Once the renovation is complete, most of the brewing will be done in Staunton, with Crozet continuing to serve as a tasting room, gathering place and music venue.
Schoeb said the owners and staff are excited to begin this next phase of PRN. “We appreciate all our patrons who support us and the wonderfully talented and hard-working group of people I work with every day.”
Rose Guterbock Asks Viewers to Choose Their Own Adventure
Crozet’s Rose Guterbock, best known for her mobile “Inspiration Station,” promises that her exhibit at the Shenandoah Valley Art Center this month––her first solo show––will not be the standard collection of visual art usually found in a gallery.
“My hope is that this exhibit will offer a very different viewership experience,” Guterbock said. Her upcoming show, Power and Pain: A Choose-Your-Own-Adventure Art Experience explores the ways in which the experience of pain leads to empowerment over time.

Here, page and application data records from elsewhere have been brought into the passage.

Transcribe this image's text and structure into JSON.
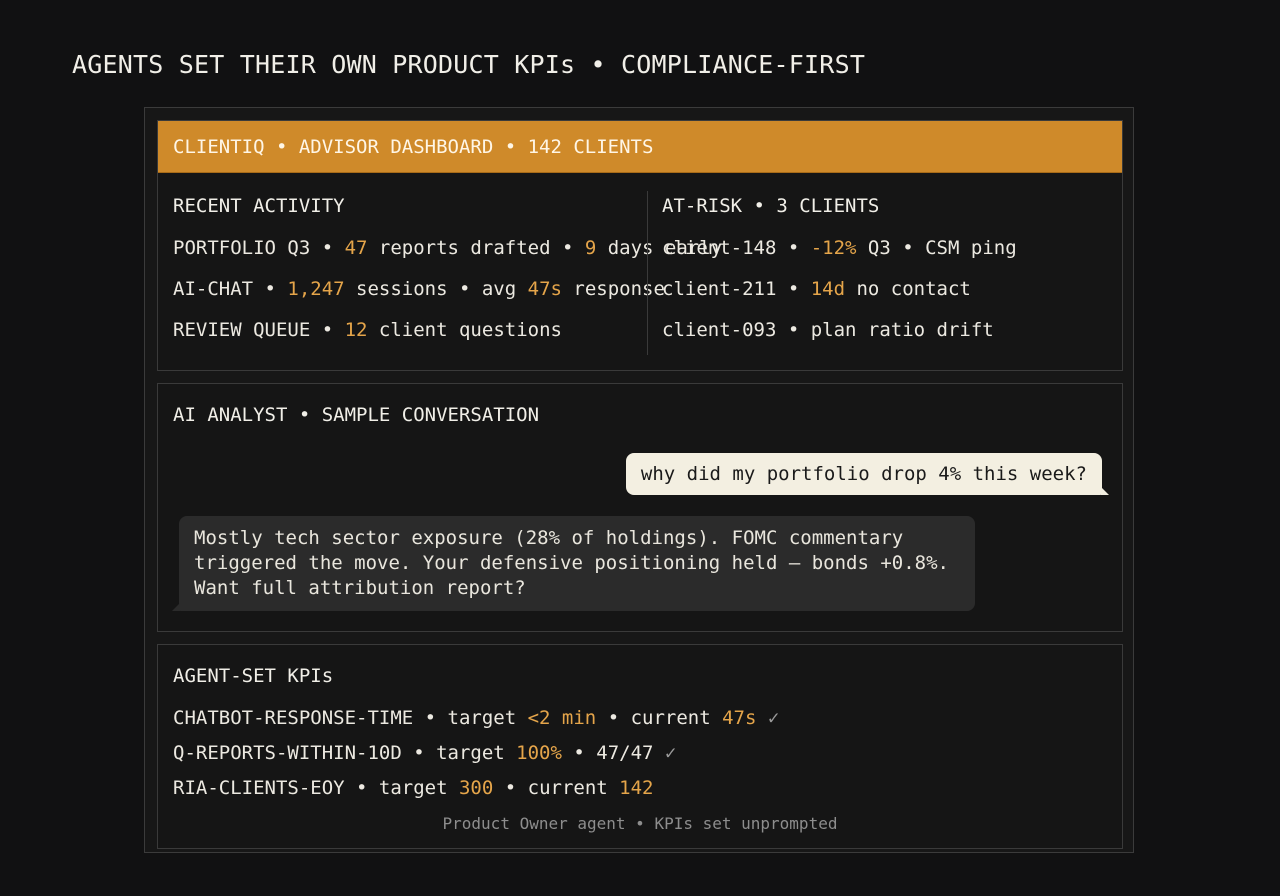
{
  "page_title": "AGENTS SET THEIR OWN PRODUCT KPIs • COMPLIANCE-FIRST",
  "dashboard": {
    "header": "CLIENTIQ • ADVISOR DASHBOARD • 142 CLIENTS",
    "recent_activity": {
      "title": "RECENT ACTIVITY",
      "rows": [
        {
          "a": "PORTFOLIO Q3 • ",
          "b": "47",
          "c": " reports drafted • ",
          "d": "9",
          "e": " days early"
        },
        {
          "a": "AI-CHAT • ",
          "b": "1,247",
          "c": " sessions • avg ",
          "d": "47s",
          "e": " response"
        },
        {
          "a": "REVIEW QUEUE • ",
          "b": "12",
          "c": " client questions"
        }
      ]
    },
    "at_risk": {
      "title": "AT-RISK • 3 CLIENTS",
      "rows": [
        {
          "a": "client-148 • ",
          "b": "-12%",
          "c": " Q3 • CSM ping"
        },
        {
          "a": "client-211 • ",
          "b": "14d",
          "c": " no contact"
        },
        {
          "a": "client-093 • plan ratio drift"
        }
      ]
    }
  },
  "conversation": {
    "title": "AI ANALYST • SAMPLE CONVERSATION",
    "user_message": "why did my portfolio drop 4% this week?",
    "ai_message": "Mostly tech sector exposure (28% of holdings). FOMC commentary triggered the move. Your defensive positioning held — bonds +0.8%. Want full attribution report?"
  },
  "kpis": {
    "title": "AGENT-SET KPIs",
    "rows": [
      {
        "a": "CHATBOT-RESPONSE-TIME • target ",
        "b": "<2 min",
        "c": " • current ",
        "d": "47s",
        "e": " ✓"
      },
      {
        "a": "Q-REPORTS-WITHIN-10D • target ",
        "b": "100%",
        "c": " • 47/47",
        "e": " ✓"
      },
      {
        "a": "RIA-CLIENTS-EOY • target ",
        "b": "300",
        "c": " • current ",
        "d": "142"
      }
    ],
    "footnote": "Product Owner agent • KPIs set unprompted"
  },
  "colors": {
    "accent": "#cf8a2a",
    "highlight": "#e5a54a",
    "background": "#111112"
  }
}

Attendees choose their own adventure by going to the exhibit’s website on their cellphones to find a program designed by Guterbock asking questions about each artwork. Their answers to the questions guide them through the gallery to selected artworks that contain the message they are meant to take away from the experience.

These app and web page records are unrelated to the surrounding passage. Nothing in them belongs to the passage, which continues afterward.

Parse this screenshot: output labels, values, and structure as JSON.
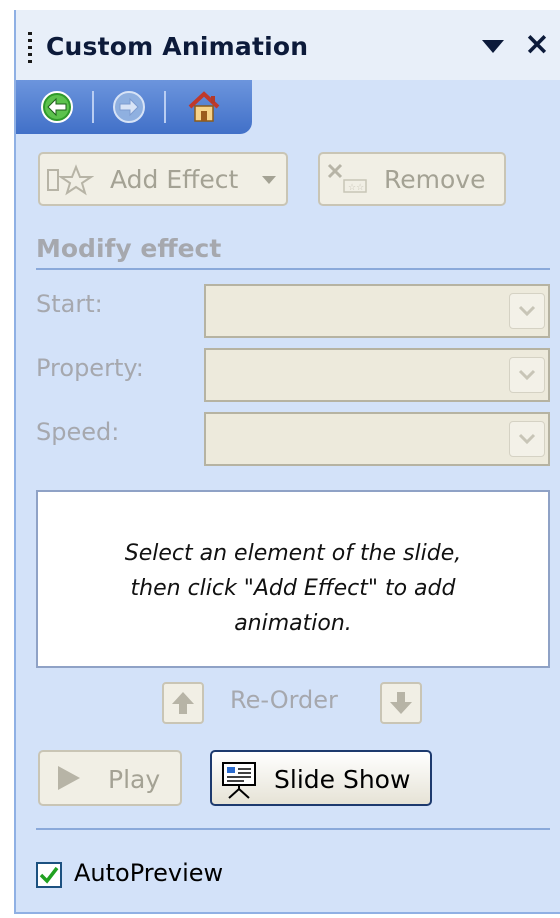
{
  "pane": {
    "title": "Custom Animation",
    "dropdown_icon": "triangle-down-icon",
    "close_glyph": "×"
  },
  "nav": {
    "back_icon": "back-arrow-icon",
    "forward_icon": "forward-arrow-icon",
    "home_icon": "home-icon"
  },
  "toolbar": {
    "add_effect_label": "Add Effect",
    "remove_label": "Remove"
  },
  "modify": {
    "heading": "Modify effect",
    "start_label": "Start:",
    "property_label": "Property:",
    "speed_label": "Speed:",
    "start_value": "",
    "property_value": "",
    "speed_value": ""
  },
  "hint_lines": [
    "Select an element of the slide,",
    "then click \"Add Effect\" to add",
    "animation."
  ],
  "reorder": {
    "label": "Re-Order"
  },
  "actions": {
    "play_label": "Play",
    "slideshow_label": "Slide Show"
  },
  "autopreview": {
    "label": "AutoPreview",
    "checked": true
  },
  "colors": {
    "pane_bg": "#d3e2f9",
    "nav_bg": "#4170c8",
    "disabled_text": "#a4a294",
    "check_green": "#21a121"
  }
}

In addition to the art adventure, Guterbock said she’ll have experimental film and animation, zoetropes, automatons, and some textiles.
“I am also very excited to show my large-scale portraits of empowerment all together for the first time,” Guterbock said. “Some of the artwork is heavy and intense, while other pieces are full of joy and whimsy.”

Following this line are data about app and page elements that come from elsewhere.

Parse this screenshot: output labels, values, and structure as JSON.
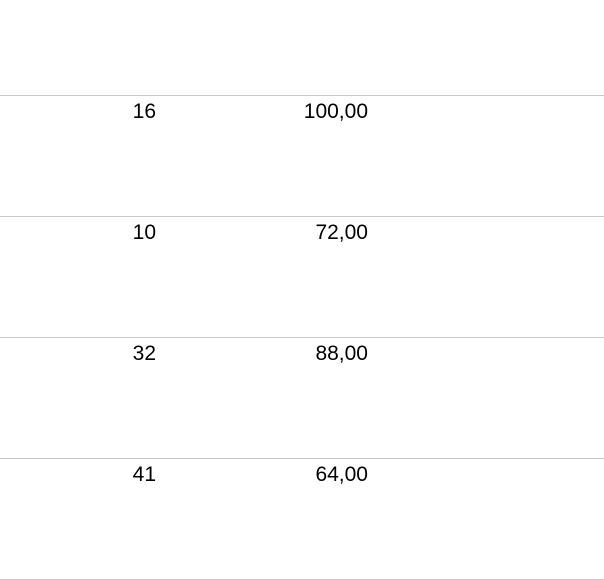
{
  "table": {
    "top_partial_glyph": ",",
    "rows": [
      {
        "qty": "16",
        "amount": "100,00"
      },
      {
        "qty": "10",
        "amount": "72,00"
      },
      {
        "qty": "32",
        "amount": "88,00"
      },
      {
        "qty": "41",
        "amount": "64,00"
      }
    ]
  }
}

Guterbock’s work with empowerment is designed to enlighten and inspire those who sometimes feel as if they’re learning the same lesson over and over again. “This narrative obscures the truth,” she said. “Although we all carry pain within us, we carry empowerment, too. It’s already a part of who we are.”
The show opens Saturday, November 4, at 5 p.m. at the Shenandoah Valley Art Center Invitational Gallery at 126 Wayne Avenue in Waynesboro, and continues through November.
Artisans Open Studios for Tour
No matter what direction you go on November 11 and 12, you’ll find the finest work from carefully selected Virginia artisans. From Madison and Stanardsville to the north, to Earlysville and Charlottesville in the center, North Garden and Lovingston to the south, and Crozet and Greenwood to the west, 24 studios will show the work of 52 artisans over the weekend, 10 a.m. to 5 p.m. each day. For all the details and an interactive map, visit www.artisanstudiotour.com.
The Crozet location of Cardinal Home Center now has a resident kitchen and bath designer. Rhonda McClure has more than 20 years of experience working with cabinets, countertops and flooring.
First Friday at Bluebird & Company presents a pop-up curated holiday shopping event featuring five local artists and wine from Dogwood and Thistle. The event is 4-8 p.m., Friday, November 3. Vendors are Temper and True jewelry, Kmpressed pressed flower art, Maja Sandvang Ceramics small batch pottery, Spring Creek Blooms dried flower arrangements, and Emily Ruth Prints textiles and accessories.
The current exhibit at Crozet Artisans Depot, with ceramics by Corinna Anderson and paintings by Dale Carlson, remains through Nov. 17.
Thanks to the Virginia Museum of Fine Arts, the Virginia Museum of Natural History has received a mobile display unit for its use. The mobile display will be at the site of the future Waynesboro campus of the Museum of Natural History in Constitution Park until the building is constructed. It’s expected to open soon.